Excerpts from a dataset:
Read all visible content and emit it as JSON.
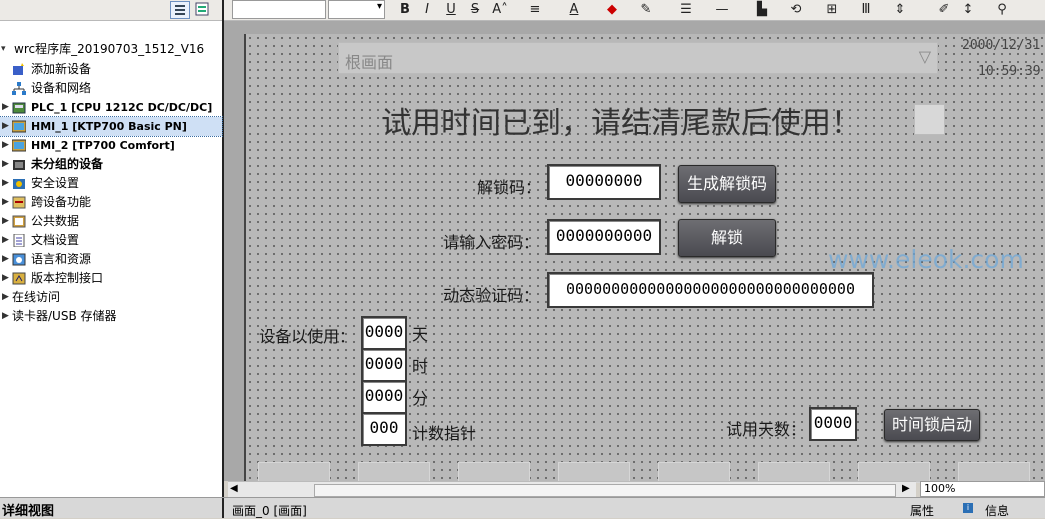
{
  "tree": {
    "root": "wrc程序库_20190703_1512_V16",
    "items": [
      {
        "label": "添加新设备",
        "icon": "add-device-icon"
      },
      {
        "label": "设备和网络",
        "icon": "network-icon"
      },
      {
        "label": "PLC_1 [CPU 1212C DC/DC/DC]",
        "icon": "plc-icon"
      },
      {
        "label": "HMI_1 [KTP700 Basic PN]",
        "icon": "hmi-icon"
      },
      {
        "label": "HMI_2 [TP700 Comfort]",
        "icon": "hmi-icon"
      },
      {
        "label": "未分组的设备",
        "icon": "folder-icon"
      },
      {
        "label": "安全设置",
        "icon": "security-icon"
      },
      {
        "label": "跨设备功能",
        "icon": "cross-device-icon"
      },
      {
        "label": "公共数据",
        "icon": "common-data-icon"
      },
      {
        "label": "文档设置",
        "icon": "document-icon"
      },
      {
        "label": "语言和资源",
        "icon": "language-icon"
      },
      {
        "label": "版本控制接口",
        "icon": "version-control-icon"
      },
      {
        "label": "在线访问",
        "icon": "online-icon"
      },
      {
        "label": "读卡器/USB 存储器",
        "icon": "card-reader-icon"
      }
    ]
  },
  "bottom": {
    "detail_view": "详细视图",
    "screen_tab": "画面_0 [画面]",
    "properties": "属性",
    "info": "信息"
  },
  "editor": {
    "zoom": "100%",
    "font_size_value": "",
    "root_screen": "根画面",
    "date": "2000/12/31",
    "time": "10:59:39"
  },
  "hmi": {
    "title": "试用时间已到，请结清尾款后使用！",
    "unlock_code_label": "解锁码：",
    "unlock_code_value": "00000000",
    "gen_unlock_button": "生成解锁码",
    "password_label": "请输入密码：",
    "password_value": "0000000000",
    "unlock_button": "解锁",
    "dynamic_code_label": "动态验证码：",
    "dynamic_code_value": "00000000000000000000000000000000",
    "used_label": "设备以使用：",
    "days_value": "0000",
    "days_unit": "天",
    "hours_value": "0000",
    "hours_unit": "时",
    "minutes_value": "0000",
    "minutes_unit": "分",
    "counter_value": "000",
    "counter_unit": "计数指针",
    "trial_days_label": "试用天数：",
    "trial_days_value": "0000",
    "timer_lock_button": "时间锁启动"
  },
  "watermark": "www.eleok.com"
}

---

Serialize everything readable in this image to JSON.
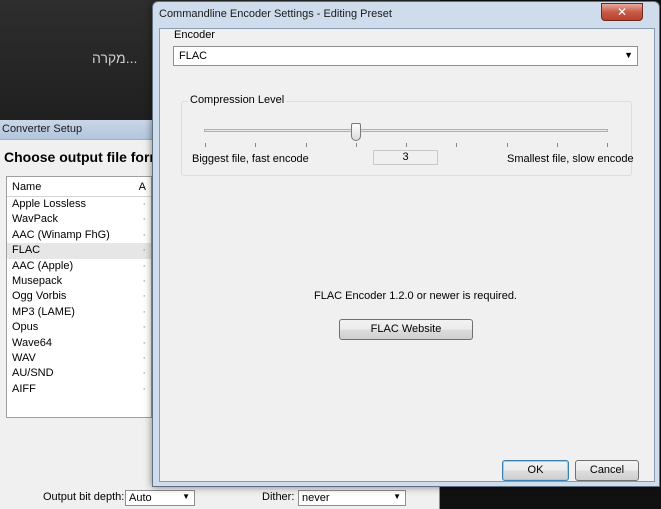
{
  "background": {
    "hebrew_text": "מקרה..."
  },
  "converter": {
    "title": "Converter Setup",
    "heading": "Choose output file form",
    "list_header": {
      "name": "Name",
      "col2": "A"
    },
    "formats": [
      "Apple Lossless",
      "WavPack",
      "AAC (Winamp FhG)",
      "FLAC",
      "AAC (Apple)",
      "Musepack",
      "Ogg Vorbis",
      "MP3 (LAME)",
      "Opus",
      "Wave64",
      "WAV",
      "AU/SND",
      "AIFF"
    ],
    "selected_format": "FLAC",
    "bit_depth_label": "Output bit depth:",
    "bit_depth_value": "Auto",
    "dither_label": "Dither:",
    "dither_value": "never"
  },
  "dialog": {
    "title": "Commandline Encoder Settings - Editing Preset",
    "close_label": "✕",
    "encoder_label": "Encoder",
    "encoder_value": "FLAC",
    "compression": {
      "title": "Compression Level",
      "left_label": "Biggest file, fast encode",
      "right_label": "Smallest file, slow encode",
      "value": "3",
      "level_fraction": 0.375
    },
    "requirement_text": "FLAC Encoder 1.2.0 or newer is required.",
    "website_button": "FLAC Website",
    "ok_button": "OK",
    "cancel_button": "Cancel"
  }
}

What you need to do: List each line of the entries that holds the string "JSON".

Problem solution:
Read all visible content and emit it as JSON.
Serialize everything readable in this image to JSON.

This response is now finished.